The point I'm making is that Lowell was a very accurate observer who honestly recorded what he saw when he observed Mars. Many of his contemporaries saw similar features. And similar features can still be seen and recorded on the surface of Mars with much different telescopes. I have seen some of them myself. It has never looked to me like the surface is crisscrossed with canals, but it is quite possible to resolve straight lines -- both dark and light colored -- that appear to connect various dark and light spots.

It's not an illusion.

There is something which produces the appearance of these lines, and given the absolute abundance of linear features of all kinds on the surface of Mars -- some of which have never been adequately explained, especially the "searchlight" and other linear features that Mariner 9 revealed, many of which are no longer seen in orbiter images -- it seems worth investigating how the surface features, the Martian atmosphere, the terrestrial atmosphere and telescopic optics all interact to produce the appearance of "canali" as described by Giovanni Schiaparelli in 1877.

Cerberus Fossae, set of deep troughs with dark interiors, about 1600 km long
The image above is from Google Mars and shows some of the most prominent linear features on the surface, the Cerberus Fossae, a paired set of dark-floored trenches, some 1600 km from one end to another, that are still something of a mystery. I did a brief survey of "fossae" using Google Mars, and there are literally thousands of examples, dozens of them 1000km long or more.

The conventional wisdom is that relief on the surface of Mars cannot be detected with Earth-based telescopes even today, and that the various and numerous fossae on the surface are so narrow -- at most, a few kilometers wide, in the case of the Cerberus Fossae above, only about half a kilometer -- they cannot be resolved by Earth-based telescopes. While volcanoes and craters have long been seen on the surface of Mars, including the vast Valles Marineris canyons, they weren't recognized for what they were because it was impossible to detect surface relief. In fact, prior to spacecraft explorations, it was assumed that Mars had very little surface relief because none could be detected.

This is an unlabeled US Air Force map of Mars from 1962, which will give you an idea of how widely  the linear features of Mars were accepted prior to the arrival of spacecraft:

USAF map of Mars, c. 1962. Clickage will embiggen.
I got the map from this site where the development of Mars mapping is explored. Lowell's maps of Mars are not nearly as sophisticated but they are not dissimilar.

Lowell's map of Mars, c. 1894 for comparison:
Map of Mars drawn by Percival Lowell, c. 1894

Some observers have seen surface features very much like those recorded by Lowell throughout the history of telescopic observations, and some of them can be detected by modern CCD cameras. The appearance of linear markings on the surface of Mars is quite real. They are well and truly there, and they are there at many different scales.

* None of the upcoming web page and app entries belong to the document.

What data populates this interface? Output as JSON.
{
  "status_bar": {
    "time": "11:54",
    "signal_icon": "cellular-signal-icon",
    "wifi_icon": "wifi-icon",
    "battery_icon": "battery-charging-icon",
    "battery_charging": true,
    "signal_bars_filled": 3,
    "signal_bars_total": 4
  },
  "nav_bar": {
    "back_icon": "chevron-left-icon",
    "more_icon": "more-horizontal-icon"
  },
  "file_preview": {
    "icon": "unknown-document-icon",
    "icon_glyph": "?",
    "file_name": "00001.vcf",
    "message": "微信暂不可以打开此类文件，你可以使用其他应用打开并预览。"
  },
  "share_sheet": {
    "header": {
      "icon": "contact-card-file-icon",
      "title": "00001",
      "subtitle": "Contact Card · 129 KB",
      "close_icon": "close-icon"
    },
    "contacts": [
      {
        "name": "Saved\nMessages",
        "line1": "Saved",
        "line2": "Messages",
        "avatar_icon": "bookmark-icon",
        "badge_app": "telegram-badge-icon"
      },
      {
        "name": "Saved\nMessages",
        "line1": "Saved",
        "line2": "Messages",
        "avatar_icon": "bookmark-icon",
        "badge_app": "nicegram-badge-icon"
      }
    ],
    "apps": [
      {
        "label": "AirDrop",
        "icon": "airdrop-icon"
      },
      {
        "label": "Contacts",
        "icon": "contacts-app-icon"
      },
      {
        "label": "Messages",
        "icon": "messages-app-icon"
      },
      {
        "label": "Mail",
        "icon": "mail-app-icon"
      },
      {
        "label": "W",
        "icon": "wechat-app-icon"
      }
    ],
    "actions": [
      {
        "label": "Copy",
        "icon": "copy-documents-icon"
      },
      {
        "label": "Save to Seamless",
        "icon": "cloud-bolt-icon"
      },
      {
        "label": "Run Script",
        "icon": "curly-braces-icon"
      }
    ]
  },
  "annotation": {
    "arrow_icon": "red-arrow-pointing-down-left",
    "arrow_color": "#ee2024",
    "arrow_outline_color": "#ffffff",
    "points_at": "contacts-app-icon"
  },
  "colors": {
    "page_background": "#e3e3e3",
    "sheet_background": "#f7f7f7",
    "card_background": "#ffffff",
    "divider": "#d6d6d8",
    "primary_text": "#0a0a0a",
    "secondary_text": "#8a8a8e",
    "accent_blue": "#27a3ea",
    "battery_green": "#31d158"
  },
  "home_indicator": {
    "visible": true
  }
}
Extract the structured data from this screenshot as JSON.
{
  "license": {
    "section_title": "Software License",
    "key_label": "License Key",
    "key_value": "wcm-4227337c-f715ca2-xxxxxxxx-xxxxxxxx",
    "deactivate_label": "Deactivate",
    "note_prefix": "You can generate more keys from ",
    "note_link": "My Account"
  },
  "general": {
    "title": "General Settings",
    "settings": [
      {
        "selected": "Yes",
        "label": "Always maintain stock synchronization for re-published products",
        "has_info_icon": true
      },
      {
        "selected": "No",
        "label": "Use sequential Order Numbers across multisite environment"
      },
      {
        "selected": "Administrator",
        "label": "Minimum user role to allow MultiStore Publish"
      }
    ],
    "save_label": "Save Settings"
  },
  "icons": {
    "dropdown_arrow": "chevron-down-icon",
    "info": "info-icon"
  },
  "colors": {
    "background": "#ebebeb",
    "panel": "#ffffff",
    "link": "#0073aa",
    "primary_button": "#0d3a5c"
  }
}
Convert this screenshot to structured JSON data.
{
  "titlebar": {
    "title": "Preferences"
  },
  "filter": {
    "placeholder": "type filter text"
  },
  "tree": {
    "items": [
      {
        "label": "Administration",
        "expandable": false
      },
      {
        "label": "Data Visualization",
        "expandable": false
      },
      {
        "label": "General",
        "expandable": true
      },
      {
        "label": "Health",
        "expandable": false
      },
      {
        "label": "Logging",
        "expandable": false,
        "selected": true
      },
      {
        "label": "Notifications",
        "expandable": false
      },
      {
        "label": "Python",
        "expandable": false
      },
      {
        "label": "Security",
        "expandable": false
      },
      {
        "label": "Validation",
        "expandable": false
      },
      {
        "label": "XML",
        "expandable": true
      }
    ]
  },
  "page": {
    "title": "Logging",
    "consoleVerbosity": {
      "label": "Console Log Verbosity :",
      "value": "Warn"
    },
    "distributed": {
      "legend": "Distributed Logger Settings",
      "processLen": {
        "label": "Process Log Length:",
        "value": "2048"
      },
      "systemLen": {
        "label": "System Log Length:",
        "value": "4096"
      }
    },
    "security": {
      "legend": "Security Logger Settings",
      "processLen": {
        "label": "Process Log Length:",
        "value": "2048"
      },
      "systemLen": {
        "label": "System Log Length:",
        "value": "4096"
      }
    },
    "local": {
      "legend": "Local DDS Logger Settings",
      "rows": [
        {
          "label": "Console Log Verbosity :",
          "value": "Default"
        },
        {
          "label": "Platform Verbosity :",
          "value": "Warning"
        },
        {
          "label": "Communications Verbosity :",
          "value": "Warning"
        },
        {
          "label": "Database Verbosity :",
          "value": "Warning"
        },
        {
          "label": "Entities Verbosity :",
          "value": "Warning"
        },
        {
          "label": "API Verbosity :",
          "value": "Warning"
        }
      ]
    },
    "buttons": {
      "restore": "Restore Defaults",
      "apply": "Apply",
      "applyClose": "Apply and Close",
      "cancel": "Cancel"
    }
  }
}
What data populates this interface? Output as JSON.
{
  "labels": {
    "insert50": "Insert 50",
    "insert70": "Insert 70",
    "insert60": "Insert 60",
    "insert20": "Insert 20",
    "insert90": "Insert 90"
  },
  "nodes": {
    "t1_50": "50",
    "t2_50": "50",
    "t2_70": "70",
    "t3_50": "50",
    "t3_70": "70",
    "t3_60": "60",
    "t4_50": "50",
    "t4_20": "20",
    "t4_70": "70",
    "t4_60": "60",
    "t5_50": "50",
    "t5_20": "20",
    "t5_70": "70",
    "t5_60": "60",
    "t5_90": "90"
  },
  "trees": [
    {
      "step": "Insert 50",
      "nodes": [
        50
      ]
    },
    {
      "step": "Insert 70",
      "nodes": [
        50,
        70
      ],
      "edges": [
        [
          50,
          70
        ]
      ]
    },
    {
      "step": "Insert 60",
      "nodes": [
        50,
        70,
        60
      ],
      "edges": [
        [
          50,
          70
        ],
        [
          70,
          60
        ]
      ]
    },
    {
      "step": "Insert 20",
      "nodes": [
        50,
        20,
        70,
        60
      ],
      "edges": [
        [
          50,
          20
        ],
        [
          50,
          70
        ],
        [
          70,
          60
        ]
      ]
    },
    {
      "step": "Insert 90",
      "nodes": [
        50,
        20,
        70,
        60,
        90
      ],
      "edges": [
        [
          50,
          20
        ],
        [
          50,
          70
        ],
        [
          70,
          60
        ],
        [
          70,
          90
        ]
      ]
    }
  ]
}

In another post, I may get into the scale issue, for in some ways it may be a key to understanding what is going on.

[Today and tomorrow are travel days....]

No comments:

Post a Comment